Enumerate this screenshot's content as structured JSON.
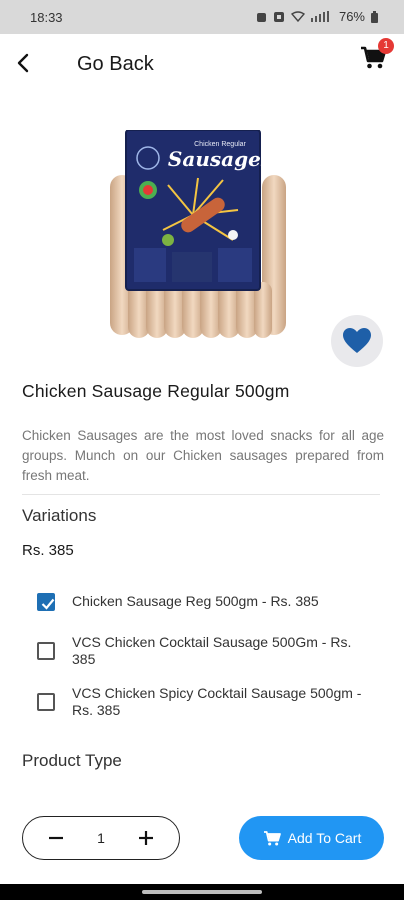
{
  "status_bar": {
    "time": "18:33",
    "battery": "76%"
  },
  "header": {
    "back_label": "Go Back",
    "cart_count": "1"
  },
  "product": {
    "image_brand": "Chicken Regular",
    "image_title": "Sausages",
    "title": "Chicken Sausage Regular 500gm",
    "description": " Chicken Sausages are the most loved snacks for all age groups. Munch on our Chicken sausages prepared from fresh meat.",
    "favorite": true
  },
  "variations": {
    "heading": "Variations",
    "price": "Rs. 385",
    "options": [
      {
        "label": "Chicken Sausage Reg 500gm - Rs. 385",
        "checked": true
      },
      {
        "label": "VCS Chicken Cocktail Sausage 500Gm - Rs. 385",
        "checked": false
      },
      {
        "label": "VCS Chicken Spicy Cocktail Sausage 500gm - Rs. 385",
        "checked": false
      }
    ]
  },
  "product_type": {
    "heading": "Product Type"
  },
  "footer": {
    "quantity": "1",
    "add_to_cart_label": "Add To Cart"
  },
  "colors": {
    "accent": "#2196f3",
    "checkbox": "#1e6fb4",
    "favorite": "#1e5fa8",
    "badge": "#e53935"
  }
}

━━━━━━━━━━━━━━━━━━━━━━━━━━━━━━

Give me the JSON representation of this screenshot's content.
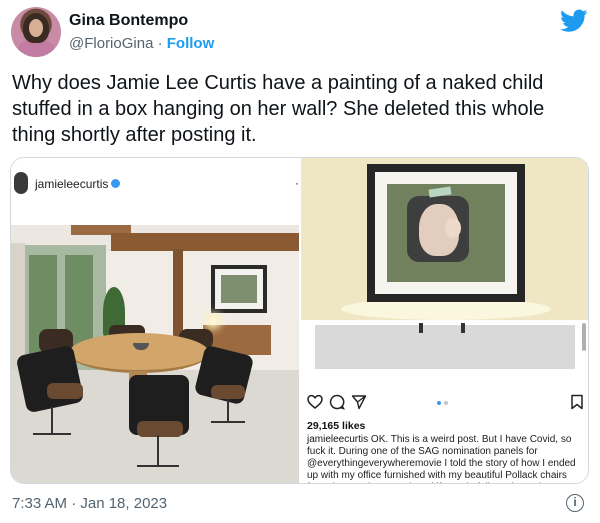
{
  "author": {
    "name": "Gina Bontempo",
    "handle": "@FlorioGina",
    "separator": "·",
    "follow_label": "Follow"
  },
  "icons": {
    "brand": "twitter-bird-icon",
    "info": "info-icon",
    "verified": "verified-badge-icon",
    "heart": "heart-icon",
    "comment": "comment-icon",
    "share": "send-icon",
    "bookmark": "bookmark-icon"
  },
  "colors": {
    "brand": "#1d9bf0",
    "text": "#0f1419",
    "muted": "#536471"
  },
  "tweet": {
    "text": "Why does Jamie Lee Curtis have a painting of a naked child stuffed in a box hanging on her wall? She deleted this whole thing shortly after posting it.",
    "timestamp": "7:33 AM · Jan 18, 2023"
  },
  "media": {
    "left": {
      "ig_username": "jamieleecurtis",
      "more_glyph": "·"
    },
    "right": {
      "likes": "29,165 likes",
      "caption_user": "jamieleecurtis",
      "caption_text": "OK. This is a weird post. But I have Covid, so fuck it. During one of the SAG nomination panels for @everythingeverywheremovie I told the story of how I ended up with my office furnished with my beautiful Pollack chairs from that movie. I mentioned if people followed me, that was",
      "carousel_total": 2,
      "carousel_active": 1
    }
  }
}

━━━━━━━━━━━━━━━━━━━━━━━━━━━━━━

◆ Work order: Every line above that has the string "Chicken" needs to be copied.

◆ Result of this task:
    "image_brand": "Chicken Regular",
    "title": "Chicken Sausage Regular 500gm",
    "description": " Chicken Sausages are the most loved snacks for all age groups. Munch on our Chicken sausages prepared from fresh meat.",
        "label": "Chicken Sausage Reg 500gm - Rs. 385",
        "label": "VCS Chicken Cocktail Sausage 500Gm - Rs. 385",
        "label": "VCS Chicken Spicy Cocktail Sausage 500gm - Rs. 385",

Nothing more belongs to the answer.